As religious leaders in San Diego and Imperial Counties, we have witnessed the beauty and the depth of the Jewish and Muslim communities and the faith which animates them. We profess in our own Christian faith the unity of the human family that has been created by God, equal in dignity. We are grateful for the many years of peaceful interfaith cooperation that religious leaders of all faiths have worked hard to foster in the San Diego area. Now, however, the conflict in the Holy Land threatens that deepening understanding between people of faith here at home. Islamophobia and anti-Semitism are utterly incompatible with what it means to be a follower of Christ or what it means to be an American.

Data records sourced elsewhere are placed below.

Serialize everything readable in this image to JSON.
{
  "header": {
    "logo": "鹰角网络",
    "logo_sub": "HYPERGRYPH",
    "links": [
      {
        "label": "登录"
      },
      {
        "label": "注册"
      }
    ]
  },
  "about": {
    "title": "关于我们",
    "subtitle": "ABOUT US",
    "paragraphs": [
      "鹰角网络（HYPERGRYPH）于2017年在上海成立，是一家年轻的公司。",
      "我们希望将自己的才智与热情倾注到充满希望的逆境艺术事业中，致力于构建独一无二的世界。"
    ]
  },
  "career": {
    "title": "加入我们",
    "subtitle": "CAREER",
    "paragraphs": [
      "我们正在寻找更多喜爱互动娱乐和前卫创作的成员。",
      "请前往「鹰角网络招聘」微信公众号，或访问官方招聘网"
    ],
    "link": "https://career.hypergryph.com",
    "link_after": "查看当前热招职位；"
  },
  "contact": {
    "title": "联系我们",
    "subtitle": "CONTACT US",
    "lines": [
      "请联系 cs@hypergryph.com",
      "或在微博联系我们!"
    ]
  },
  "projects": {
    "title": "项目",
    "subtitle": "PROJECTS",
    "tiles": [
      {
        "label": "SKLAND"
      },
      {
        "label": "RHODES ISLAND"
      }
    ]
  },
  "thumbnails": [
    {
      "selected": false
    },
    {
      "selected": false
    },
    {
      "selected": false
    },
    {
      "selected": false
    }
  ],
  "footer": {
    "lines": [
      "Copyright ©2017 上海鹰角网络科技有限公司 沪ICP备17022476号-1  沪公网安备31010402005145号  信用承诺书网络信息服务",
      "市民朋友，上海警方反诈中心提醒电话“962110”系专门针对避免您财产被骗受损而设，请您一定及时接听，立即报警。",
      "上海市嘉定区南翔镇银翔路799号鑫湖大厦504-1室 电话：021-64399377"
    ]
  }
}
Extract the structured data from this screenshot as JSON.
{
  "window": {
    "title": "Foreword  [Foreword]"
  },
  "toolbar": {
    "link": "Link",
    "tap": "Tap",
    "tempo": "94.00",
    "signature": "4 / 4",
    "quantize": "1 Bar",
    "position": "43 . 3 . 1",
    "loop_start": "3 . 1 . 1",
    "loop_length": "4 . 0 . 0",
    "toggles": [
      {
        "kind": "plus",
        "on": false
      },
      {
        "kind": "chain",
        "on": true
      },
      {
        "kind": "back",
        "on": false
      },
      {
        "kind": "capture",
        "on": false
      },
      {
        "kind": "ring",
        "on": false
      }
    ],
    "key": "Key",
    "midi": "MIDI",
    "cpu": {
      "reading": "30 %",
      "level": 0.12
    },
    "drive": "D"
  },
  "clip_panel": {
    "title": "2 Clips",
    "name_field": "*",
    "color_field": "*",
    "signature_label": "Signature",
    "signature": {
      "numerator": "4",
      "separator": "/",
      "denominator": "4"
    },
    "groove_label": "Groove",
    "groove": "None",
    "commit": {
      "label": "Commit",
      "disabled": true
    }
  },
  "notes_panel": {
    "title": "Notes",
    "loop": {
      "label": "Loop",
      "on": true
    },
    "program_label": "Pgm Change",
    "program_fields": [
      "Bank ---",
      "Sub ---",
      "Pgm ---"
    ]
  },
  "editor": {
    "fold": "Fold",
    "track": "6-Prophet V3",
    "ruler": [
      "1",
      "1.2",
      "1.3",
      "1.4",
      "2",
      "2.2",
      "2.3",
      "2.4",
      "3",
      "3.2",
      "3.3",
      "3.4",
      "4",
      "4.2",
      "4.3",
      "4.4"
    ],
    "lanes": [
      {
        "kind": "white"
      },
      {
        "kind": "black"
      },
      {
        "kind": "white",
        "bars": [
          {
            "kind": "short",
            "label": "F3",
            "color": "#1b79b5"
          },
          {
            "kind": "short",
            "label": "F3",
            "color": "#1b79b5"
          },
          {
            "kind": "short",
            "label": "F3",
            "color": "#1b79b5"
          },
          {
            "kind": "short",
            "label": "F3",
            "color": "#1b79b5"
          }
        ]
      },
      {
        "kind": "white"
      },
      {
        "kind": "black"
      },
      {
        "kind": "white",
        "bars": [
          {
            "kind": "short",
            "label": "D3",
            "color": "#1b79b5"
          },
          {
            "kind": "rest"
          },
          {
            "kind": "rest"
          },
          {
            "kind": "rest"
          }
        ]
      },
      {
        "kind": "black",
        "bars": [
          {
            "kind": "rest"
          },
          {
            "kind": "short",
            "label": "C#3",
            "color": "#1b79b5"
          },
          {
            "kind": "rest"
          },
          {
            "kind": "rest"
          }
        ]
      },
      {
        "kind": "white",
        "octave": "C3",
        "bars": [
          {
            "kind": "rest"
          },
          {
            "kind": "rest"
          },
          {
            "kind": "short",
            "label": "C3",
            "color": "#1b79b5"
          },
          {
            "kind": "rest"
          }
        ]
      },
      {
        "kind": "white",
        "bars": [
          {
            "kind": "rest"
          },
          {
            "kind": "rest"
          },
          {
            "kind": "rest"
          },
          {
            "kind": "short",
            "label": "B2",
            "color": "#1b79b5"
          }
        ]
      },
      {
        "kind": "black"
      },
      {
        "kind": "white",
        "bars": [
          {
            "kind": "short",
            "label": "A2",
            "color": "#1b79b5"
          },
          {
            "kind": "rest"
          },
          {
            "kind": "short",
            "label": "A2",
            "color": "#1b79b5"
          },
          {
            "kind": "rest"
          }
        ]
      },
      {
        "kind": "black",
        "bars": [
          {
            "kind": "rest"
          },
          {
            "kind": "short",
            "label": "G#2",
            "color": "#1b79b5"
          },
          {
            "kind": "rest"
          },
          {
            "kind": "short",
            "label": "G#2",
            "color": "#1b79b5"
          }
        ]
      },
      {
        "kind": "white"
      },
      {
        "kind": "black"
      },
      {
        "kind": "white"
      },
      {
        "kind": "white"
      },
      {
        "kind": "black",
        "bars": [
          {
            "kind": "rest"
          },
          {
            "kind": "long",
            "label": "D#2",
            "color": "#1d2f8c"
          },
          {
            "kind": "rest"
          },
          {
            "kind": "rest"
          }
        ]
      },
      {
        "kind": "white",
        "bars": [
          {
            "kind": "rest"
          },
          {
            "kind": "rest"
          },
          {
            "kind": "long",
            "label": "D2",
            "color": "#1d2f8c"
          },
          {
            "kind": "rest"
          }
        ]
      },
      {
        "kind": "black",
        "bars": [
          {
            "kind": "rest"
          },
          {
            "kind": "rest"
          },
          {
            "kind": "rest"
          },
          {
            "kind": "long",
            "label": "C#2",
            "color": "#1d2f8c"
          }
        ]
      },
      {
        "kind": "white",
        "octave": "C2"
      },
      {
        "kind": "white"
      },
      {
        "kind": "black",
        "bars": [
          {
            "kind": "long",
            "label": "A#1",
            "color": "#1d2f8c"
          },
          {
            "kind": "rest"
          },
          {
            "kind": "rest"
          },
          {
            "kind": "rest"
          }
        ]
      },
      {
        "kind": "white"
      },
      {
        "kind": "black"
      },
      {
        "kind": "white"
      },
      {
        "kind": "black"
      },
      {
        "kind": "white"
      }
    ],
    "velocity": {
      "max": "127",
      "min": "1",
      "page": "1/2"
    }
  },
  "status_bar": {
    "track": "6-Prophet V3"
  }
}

We acknowledge and share the deep grief felt by Jewish and Muslim people at the escalating cycle of violence that is consuming the Holy Land. Indeed, we believe God weeps with us and all who suffer. The massacre of more than 1,300 Israelis by Hamas on Oct. 7 shocks our most fundamental sense of humanity and moral right. The escalating war being waged by Israel in Gaza has cost more than 10,000 lives, with no sign of ceasing in its destructiveness. We fear that a new generation of hatred is being born, which will cripple any pathway for a just and lasting peace.
The twin hatreds of Anti-Semitism and Islamophobia, so embedded in our history and so vicious in their virulence and poison, have now been awakened once again in our own land. A six-year-old Muslim boy is murdered in Chicago because of his faith. An elderly Jewish man is killed at a protest in Thousand Oaks. Jewish students are harassed and threatened on university campuses, and every Jewish family knows firsthand a deepened fear of discrimination and violence that echoes past horrors. Increasingly, Muslims on campus and in society as a whole, are indiscriminately labeled as terrorists within American society. Even here in San Diego County, these hatreds are present and growing, with actions of hatred against Jewish and Muslim houses of worship and anti-Semitic and Islamophobic actions in schools. Children who witness such acts of hatred may grow up without a sense of the American and religious commitment to the human dignity and respect due to all people.
Here in the San Diego area, we call on all people of faith to stand with us and our Jewish and Muslim brothers and sisters to oppose hate, to console one another in their suffering, to protect and support the innocent, to listen to each other’s experiences, to pray for an end to violence in the Middle East, and to work for a just and lasting peace in the land that all three of our religious traditions cherish so deeply.
The Rt. Rev. Susan Brown Snook, Bishop of the Episcopal Diocese of San Diego
Robert Cardinal McElroy, Bishop of the Catholic Diocese of San Diego
Bishop David Nagler, Evangelical Lutheran Church of America